▶ **What is being asked**: From the records below, pull each line that has "type".

Segment Start: Extracted records

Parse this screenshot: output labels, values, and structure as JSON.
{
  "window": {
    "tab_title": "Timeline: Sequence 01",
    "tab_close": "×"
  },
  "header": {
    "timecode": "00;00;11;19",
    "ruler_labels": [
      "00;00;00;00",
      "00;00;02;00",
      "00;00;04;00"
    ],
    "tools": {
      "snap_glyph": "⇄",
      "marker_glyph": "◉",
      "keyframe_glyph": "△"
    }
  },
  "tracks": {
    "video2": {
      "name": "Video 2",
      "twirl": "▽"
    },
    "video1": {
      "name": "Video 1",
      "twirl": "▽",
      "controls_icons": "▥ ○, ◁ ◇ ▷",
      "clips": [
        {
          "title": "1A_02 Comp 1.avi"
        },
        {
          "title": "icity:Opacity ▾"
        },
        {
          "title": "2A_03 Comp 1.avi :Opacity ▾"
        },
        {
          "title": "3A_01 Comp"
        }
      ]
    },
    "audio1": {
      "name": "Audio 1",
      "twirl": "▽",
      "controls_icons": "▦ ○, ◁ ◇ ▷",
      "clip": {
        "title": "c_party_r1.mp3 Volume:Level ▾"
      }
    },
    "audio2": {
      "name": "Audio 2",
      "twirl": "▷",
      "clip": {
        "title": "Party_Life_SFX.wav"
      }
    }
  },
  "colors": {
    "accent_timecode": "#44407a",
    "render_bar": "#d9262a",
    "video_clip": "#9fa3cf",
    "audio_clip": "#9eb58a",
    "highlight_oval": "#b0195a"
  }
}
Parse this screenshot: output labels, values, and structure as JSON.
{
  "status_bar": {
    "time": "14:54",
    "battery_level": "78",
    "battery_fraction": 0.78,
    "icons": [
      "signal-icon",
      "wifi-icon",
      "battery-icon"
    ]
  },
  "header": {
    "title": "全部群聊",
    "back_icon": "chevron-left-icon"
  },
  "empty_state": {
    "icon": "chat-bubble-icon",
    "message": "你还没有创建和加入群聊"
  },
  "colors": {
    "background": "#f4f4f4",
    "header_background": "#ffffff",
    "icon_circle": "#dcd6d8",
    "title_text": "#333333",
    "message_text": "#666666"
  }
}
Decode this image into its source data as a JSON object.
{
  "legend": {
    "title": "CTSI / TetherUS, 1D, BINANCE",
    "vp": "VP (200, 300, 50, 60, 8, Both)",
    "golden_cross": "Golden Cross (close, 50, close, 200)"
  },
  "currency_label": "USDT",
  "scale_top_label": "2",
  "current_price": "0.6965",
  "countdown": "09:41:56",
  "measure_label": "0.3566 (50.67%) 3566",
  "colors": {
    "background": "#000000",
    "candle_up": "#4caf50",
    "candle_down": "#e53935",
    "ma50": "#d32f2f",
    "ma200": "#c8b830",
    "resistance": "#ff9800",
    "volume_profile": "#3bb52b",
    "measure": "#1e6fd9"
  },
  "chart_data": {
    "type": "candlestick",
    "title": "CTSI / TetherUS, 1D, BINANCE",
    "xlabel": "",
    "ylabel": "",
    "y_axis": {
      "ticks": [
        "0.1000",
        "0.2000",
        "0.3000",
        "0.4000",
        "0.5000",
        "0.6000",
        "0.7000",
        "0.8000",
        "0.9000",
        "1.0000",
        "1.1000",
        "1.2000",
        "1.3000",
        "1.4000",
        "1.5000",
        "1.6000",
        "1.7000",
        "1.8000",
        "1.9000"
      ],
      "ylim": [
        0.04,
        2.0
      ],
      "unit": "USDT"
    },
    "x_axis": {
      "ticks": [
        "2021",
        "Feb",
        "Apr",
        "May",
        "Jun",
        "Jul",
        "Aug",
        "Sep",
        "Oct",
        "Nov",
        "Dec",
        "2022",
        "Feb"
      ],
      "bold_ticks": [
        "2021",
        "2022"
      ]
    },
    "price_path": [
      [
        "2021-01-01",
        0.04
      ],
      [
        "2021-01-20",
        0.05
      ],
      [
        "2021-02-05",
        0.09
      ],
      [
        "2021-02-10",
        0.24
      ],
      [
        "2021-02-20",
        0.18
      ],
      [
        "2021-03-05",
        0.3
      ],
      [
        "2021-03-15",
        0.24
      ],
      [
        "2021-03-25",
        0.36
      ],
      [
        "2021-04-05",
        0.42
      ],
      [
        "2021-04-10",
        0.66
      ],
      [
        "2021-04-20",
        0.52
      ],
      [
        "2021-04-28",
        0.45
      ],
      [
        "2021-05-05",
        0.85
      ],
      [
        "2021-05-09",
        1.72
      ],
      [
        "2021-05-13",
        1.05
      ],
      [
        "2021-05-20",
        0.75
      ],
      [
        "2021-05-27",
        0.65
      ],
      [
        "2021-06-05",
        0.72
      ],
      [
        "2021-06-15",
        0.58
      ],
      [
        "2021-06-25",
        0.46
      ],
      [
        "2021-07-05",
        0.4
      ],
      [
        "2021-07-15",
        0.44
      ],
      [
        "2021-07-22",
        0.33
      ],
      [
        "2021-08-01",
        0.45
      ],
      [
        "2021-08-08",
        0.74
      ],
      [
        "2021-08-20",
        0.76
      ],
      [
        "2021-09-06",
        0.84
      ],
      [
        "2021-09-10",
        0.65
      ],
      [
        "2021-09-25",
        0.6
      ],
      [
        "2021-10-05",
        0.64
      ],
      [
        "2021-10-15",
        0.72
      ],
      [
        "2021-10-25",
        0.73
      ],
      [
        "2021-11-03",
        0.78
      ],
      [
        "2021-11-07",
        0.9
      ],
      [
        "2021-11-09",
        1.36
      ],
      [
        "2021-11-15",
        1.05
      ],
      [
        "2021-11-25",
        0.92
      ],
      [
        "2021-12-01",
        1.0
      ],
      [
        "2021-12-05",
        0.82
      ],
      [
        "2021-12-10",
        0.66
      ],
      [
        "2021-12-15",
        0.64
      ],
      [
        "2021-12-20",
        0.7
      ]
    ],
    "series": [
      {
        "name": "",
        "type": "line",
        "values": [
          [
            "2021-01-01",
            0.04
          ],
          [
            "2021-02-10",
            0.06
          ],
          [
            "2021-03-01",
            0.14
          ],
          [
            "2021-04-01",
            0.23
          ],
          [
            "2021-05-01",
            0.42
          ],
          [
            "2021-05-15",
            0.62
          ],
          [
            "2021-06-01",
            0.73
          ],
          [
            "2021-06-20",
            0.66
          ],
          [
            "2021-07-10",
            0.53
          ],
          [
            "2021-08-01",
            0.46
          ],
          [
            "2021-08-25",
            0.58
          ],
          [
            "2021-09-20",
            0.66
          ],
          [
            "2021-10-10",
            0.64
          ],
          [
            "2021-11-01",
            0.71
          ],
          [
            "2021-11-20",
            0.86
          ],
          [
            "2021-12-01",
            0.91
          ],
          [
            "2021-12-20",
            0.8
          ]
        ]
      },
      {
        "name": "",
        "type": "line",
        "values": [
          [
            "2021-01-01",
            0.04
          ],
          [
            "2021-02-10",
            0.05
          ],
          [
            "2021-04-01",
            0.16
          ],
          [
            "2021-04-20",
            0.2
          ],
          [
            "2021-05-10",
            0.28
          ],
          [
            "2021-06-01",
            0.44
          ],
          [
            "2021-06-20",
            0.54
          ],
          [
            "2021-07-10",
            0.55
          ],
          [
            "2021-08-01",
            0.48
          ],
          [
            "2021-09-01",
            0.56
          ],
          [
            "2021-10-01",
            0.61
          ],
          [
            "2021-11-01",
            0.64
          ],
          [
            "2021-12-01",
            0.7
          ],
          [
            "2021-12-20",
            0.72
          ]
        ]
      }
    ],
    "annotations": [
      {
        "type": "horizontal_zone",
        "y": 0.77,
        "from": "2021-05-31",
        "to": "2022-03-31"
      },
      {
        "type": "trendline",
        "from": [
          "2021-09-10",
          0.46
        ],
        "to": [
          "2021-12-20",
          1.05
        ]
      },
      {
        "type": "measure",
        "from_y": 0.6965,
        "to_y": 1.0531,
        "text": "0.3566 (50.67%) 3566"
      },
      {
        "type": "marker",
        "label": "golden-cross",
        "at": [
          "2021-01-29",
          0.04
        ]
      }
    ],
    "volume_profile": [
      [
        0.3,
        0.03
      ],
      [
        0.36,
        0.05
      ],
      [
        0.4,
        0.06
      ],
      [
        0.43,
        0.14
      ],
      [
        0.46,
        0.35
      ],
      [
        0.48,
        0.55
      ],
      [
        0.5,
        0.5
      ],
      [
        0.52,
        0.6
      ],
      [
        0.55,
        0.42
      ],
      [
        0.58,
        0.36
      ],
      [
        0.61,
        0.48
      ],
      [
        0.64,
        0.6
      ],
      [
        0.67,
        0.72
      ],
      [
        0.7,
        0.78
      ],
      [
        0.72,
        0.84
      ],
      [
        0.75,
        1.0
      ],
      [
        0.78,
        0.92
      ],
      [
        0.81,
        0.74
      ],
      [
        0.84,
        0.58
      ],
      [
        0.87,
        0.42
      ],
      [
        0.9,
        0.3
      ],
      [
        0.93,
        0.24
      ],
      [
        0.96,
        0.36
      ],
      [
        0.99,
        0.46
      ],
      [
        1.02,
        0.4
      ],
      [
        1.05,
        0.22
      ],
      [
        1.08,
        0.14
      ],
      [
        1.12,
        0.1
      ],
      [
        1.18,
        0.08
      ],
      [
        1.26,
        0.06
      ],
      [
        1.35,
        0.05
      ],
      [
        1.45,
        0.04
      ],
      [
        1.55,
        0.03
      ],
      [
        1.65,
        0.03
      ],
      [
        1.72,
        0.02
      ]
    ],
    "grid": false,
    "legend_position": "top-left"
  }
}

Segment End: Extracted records

▶ **Answer to the exercise**:
    "type": "candlestick",
        "type": "line",
        "type": "line",
        "type": "horizontal_zone",
        "type": "trendline",
        "type": "measure",
        "type": "marker",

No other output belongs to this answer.